[Start of section]

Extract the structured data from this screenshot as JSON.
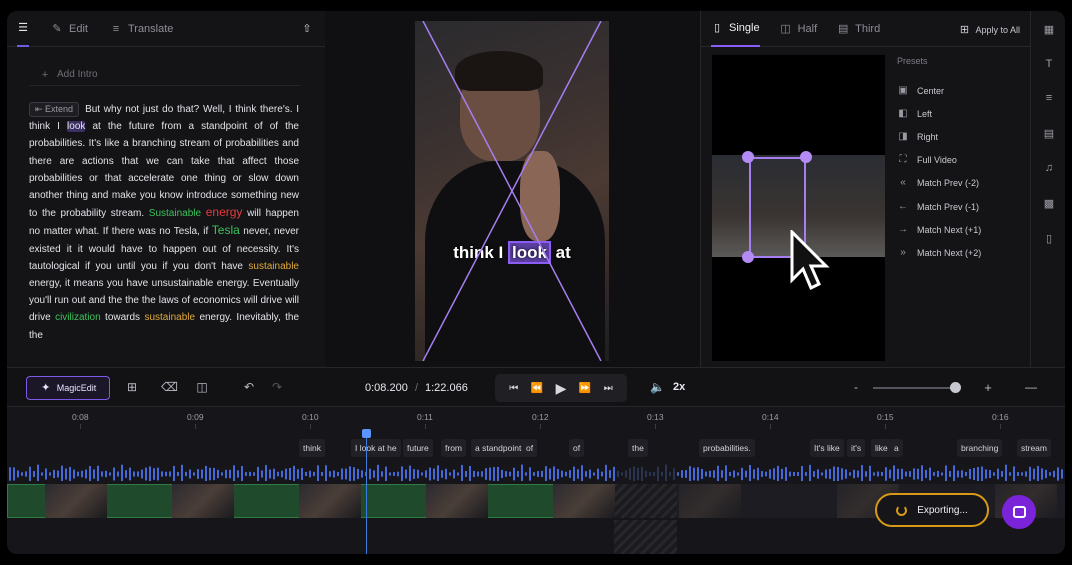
{
  "editor": {
    "tabs": [
      {
        "label": "",
        "icon": "document-icon"
      },
      {
        "label": "Edit",
        "icon": "pencil-icon"
      },
      {
        "label": "Translate",
        "icon": "translate-icon"
      }
    ],
    "add_intro": "Add Intro",
    "extend": "Extend",
    "transcript": {
      "t1": "But why not just do that? Well, I think there's. I think I",
      "hl": "look",
      "t2": "at the future from a standpoint of of the probabilities. It's like a branching stream of probabilities and there are actions that we can take that affect those probabilities or that accelerate one thing or slow down another thing and make you know introduce something new to the probability stream.",
      "w_sustainable": "Sustainable",
      "w_energy": "energy",
      "t3": "will happen no matter what. If there was no Tesla, if",
      "w_tesla": "Tesla",
      "t4": "never, never existed it it would have to happen out of necessity. It's tautological if you until you if you don't have",
      "w_sustainable2": "sustainable",
      "t5": "energy, it means you have unsustainable energy. Eventually you'll run out and the the the laws of economics will drive will drive",
      "w_civilization": "civilization",
      "t6": "towards",
      "w_sustainable3": "sustainable",
      "t7": "energy. Inevitably, the the"
    }
  },
  "video": {
    "caption_before": "think I ",
    "caption_highlight": "look",
    "caption_after": " at"
  },
  "layout_panel": {
    "tabs": [
      {
        "label": "Single",
        "icon": "phone-icon"
      },
      {
        "label": "Half",
        "icon": "half-icon"
      },
      {
        "label": "Third",
        "icon": "third-icon"
      }
    ],
    "apply_all": "Apply to All",
    "presets_title": "Presets",
    "presets": [
      {
        "label": "Center",
        "icon": "center-icon"
      },
      {
        "label": "Left",
        "icon": "align-left-icon"
      },
      {
        "label": "Right",
        "icon": "align-right-icon"
      },
      {
        "label": "Full Video",
        "icon": "expand-icon"
      },
      {
        "label": "Match Prev (-2)",
        "icon": "double-arrow-left-icon"
      },
      {
        "label": "Match Prev (-1)",
        "icon": "arrow-left-icon"
      },
      {
        "label": "Match Next (+1)",
        "icon": "arrow-right-icon"
      },
      {
        "label": "Match Next (+2)",
        "icon": "double-arrow-right-icon"
      }
    ]
  },
  "controls": {
    "magic_edit": "MagicEdit",
    "current_time": "0:08.200",
    "separator": "/",
    "total_time": "1:22.066",
    "speed": "2x",
    "zoom_minus": "-",
    "zoom_plus": "+",
    "zoom_level": 0.95
  },
  "timeline": {
    "ticks": [
      "0:08",
      "0:09",
      "0:10",
      "0:11",
      "0:12",
      "0:13",
      "0:14",
      "0:15",
      "0:16"
    ],
    "words": [
      "think",
      "I look at he",
      "future",
      "from",
      "a standpoint",
      "of",
      "of",
      "the",
      "probabilities.",
      "It's like",
      "it's",
      "like",
      "a",
      "branching",
      "stream"
    ]
  },
  "export": {
    "label": "Exporting..."
  },
  "colors": {
    "accent": "#8b5cf6",
    "export_ring": "#d89a16",
    "playhead": "#3d7be0",
    "chat": "#7a23d8"
  }
}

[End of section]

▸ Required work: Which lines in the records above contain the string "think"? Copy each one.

▸ Exercise result:
      "t1": "But why not just do that? Well, I think there's. I think I",
    "caption_before": "think I ",
      "think",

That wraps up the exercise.